Oxbow Bend, Snake River

Grand Teton National Park, Wyoming

View of mountain town from nearby peak

The Future of Workforce Housing

Matt Moore

A few months ago, a friend of mine who commutes an hour each way to a medical center in a notoriously expensive mountain town shared a story with me. His employer had recently conducted a lengthy search for a new cardiac surgeon. After a drawn-out screening and interview process, they finally offered a position to their top candidate, who accepted. However, within a few weeks, the candidate had to back out of the offer. The reason? They couldn’t afford any of the available housing in the community.

The issue of housing affordability touches nearly every corner of our country and includes workers in every industry. It’s a fundamental and unavoidable reality: if a person working full-time can’t afford to live where they work, then they cannot afford to remain in that job, and they will eventually have to find a new job or go somewhere else. The larger the group these circumstances affect, the larger the impact on the community. And when people can’t find anywhere that they can afford to work and live, then far greater consequences, such as housing/food instability, homelessness, and societal unrest, will result. Those who are able to retain their housing are affected as well, as strain on local workforces eventually limits the availability of local services, and neighbors and community stakeholders are increasingly driven out and replaced by investors and short-term renters.

This is a problem that is unlikely to go away anytime soon, and for many towns, the pendulum may have already swung too far to reverse course and minimize the impact on the local workforce and the services they provide. But in many communities, individuals and entities are actively taking steps to address affordable workforce housing which provides a hopeful glimpse into how this challenge may be addressed in the years to come.

Public / Philanthropic Partnerships

In Routt County Colorado, home of Steamboat Springs, the Yampa Valley Housing Authority is working to develop a 536-acre parcel that was purchased and gifted to the housing authority in 2021. They are working with a steering committee comprised of 20 locals with differing backgrounds to create affordable housing solutions to maintain their community as a place where anyone with a job can find a way to stay put and contribute. The future development will include 2,300 rental units, a public bus service, and access to the multi-use Yampa River Core Trail. This kind of outcome relies heavily on the generosity and the hard work of individuals who are dedicated to the cause of protecting opportunities for everyone in their community, but when it is completed, this project will have created a solid, long-term foundation upon which to build an inclusive, attainable future for everyone in their community.

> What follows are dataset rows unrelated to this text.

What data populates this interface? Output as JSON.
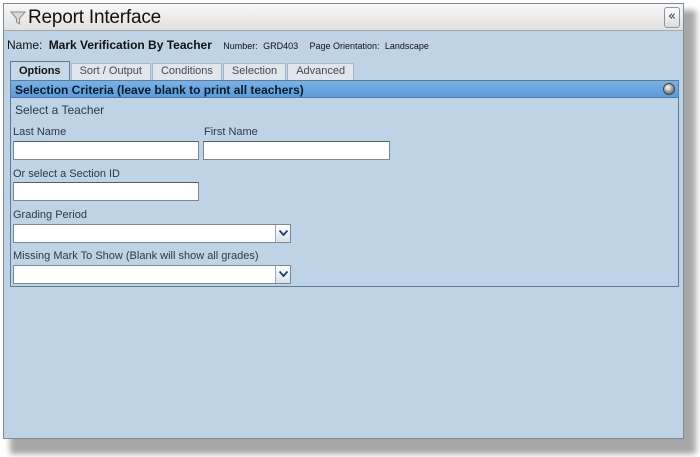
{
  "window": {
    "title": "Report Interface",
    "collapse_glyph": "«"
  },
  "report": {
    "name_label": "Name:",
    "name": "Mark Verification By Teacher",
    "number_label": "Number:",
    "number": "GRD403",
    "orientation_label": "Page Orientation:",
    "orientation": "Landscape"
  },
  "tabs": [
    {
      "label": "Options",
      "active": true
    },
    {
      "label": "Sort / Output",
      "active": false
    },
    {
      "label": "Conditions",
      "active": false
    },
    {
      "label": "Selection",
      "active": false
    },
    {
      "label": "Advanced",
      "active": false
    }
  ],
  "criteria": {
    "header": "Selection Criteria (leave blank to print all teachers)",
    "teacher_heading": "Select a Teacher",
    "last_name": {
      "label": "Last Name",
      "value": ""
    },
    "first_name": {
      "label": "First Name",
      "value": ""
    },
    "section": {
      "label": "Or select a Section ID",
      "value": ""
    },
    "grading_period": {
      "label": "Grading Period",
      "value": ""
    },
    "missing_mark": {
      "label": "Missing Mark To Show (Blank will show all grades)",
      "value": ""
    }
  },
  "icons": {
    "title": "funnel-icon",
    "collapse": "double-chevron-left-icon",
    "panel": "globe-icon",
    "dropdown": "chevron-down-icon"
  },
  "colors": {
    "window_bg": "#bfd3e6",
    "panel_header": "#6ba6df",
    "border": "#5d7a96"
  }
}
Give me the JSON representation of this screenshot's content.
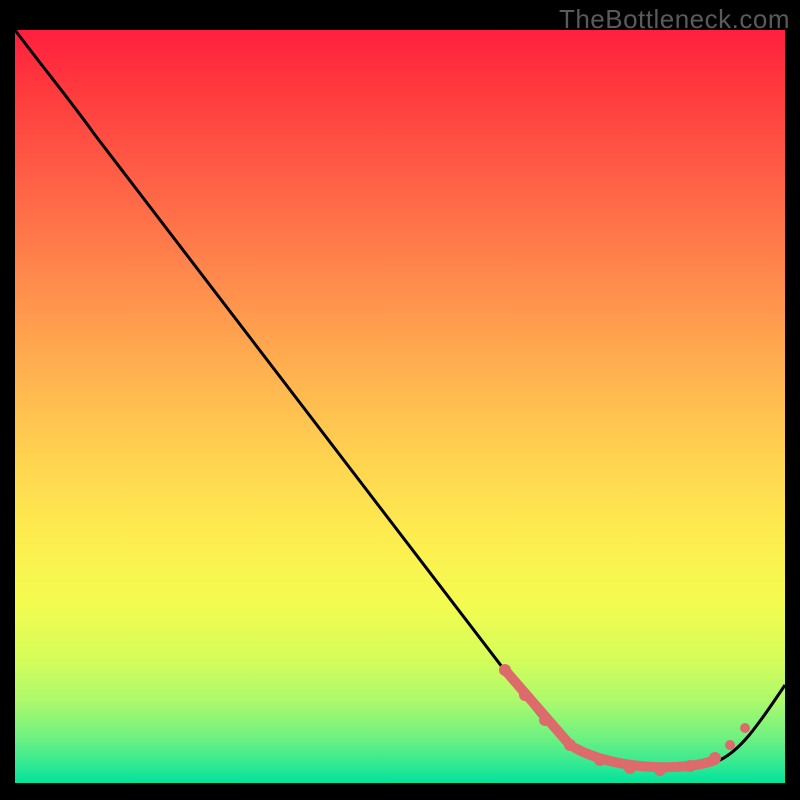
{
  "watermark": "TheBottleneck.com",
  "chart_data": {
    "type": "line",
    "title": "",
    "xlabel": "",
    "ylabel": "",
    "xlim": [
      0,
      100
    ],
    "ylim": [
      0,
      100
    ],
    "grid": false,
    "legend": false,
    "series": [
      {
        "name": "curve",
        "color": "#000000",
        "x": [
          0,
          6,
          12,
          18,
          24,
          30,
          36,
          42,
          48,
          54,
          60,
          66,
          72,
          78,
          84,
          88,
          92,
          96,
          100
        ],
        "y": [
          100,
          95,
          88,
          80,
          72,
          64,
          56,
          48,
          40,
          32,
          24,
          16,
          9,
          4,
          2,
          2,
          4,
          8,
          14
        ]
      },
      {
        "name": "highlight-dots",
        "color": "#e06060",
        "type": "scatter",
        "x": [
          62,
          66,
          70,
          74,
          78,
          82,
          85,
          88,
          90,
          93,
          95
        ],
        "y": [
          17,
          12,
          8,
          5,
          3,
          2,
          2,
          2,
          3,
          5,
          8
        ]
      }
    ],
    "background_gradient": {
      "direction": "vertical",
      "stops": [
        {
          "pos": 0.0,
          "color": "#ff1f3e"
        },
        {
          "pos": 0.5,
          "color": "#ffd650"
        },
        {
          "pos": 0.8,
          "color": "#d8fd58"
        },
        {
          "pos": 1.0,
          "color": "#00e39c"
        }
      ]
    }
  }
}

Business Investment in Workforce Housing

In the world of CoolWorks jobs, employers providing staff housing and meals is nothing new. We were born in Yellowstone National Park, and many of the employers using our site are similarly located in remote, undeveloped areas where the only option for workforce housing is on company property. However, private employers in areas where housing inventory is available are increasingly buying houses or building multi-unit rentals exclusively for housing their staff in order to protect some local inventory from being scooped up by investors. This approach is not without its drawbacks – having year-round housing connected with employment places staff in a potentially vulnerable position of dependence on their employer and can create instability and conflict – but it does demonstrate how businesses are recognizing the imperative need for affordable housing in their communities in order to be able to remain staffed and viable, and are actively meeting that need through direct investment.

Non-profit & Stakeholder Driven Solutions

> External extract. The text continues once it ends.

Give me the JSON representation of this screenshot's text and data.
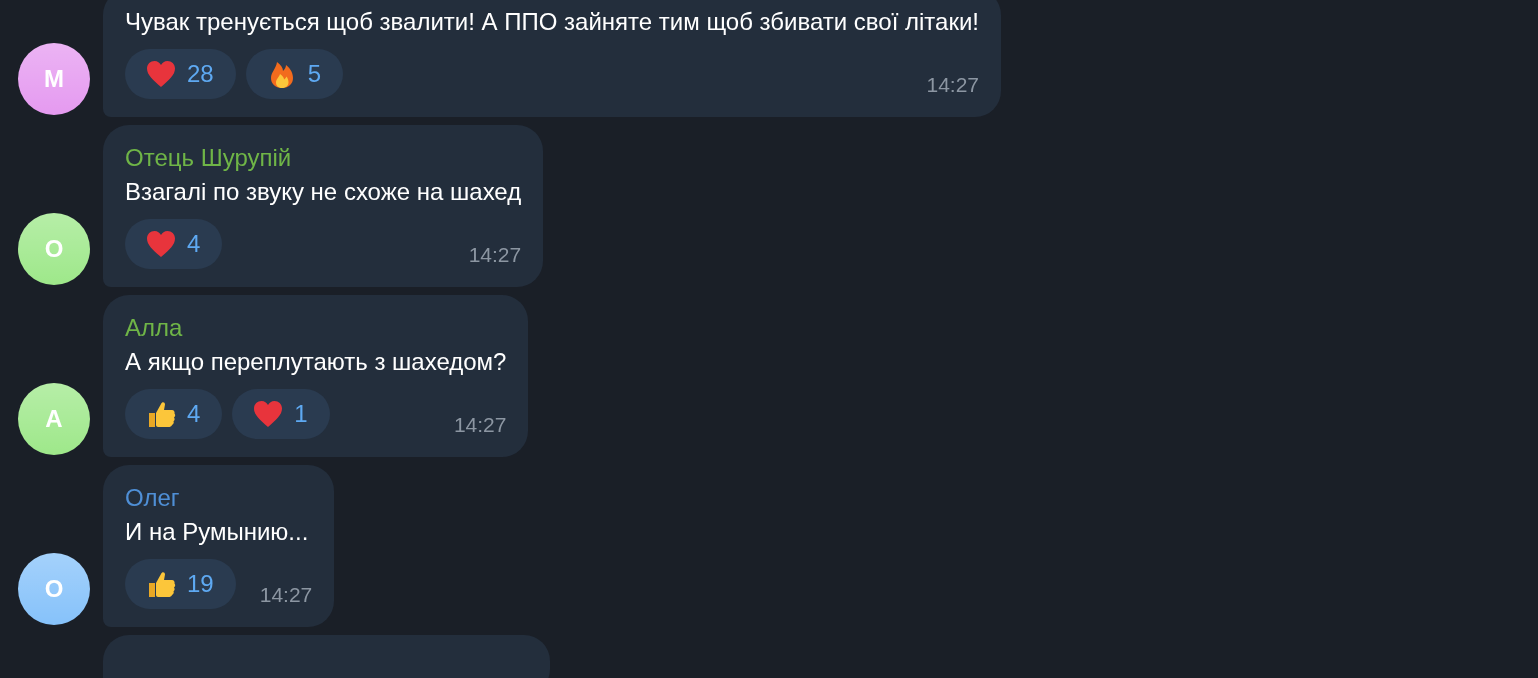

In Moab, UT, and Gunnison, CO, Community Rebuilds utilizes the USDA Mutual Self Help Housing program to work with locals in lower income brackets, helping them qualify for USDA Rural Development Loans and other financing options, and, upon approval, working together to construct energy-efficient, affordable workforce housing. In this way, local workers are able to obtain low-cost financing, as well as education and assistance in building their own affordable, energy-efficient housing. This creates opportunities for people to feel confident in investing their time and energy into a place that is actively taking steps to make it possible for them to make a home and a life there.

There is no one-size-fits-all approach to the affordable housing crisis, but these examples illustrate that whether it be New York’s Hudson Valley or the rural Southwest, there is a solution that fits every community. It might require philanthropic gifts, regulations limiting short-term rentals and protecting housing inventory with income caps, the ingenuity, and dedication of local NGOs, and in many cases, all of the above. Regardless of the solution that works best, the more involvement, collaboration, and support each community receives from as wide a range of stakeholders as possible – local workers, businesses, property owners, non-profits, local government, etc. – the better chance those communities will have to successfully identify and implement solutions to secure their future survival. If you have the interest and the ability to offer your time and thoughts, look for ways to contribute your voice in working towards solutions. It takes a village to keep a village.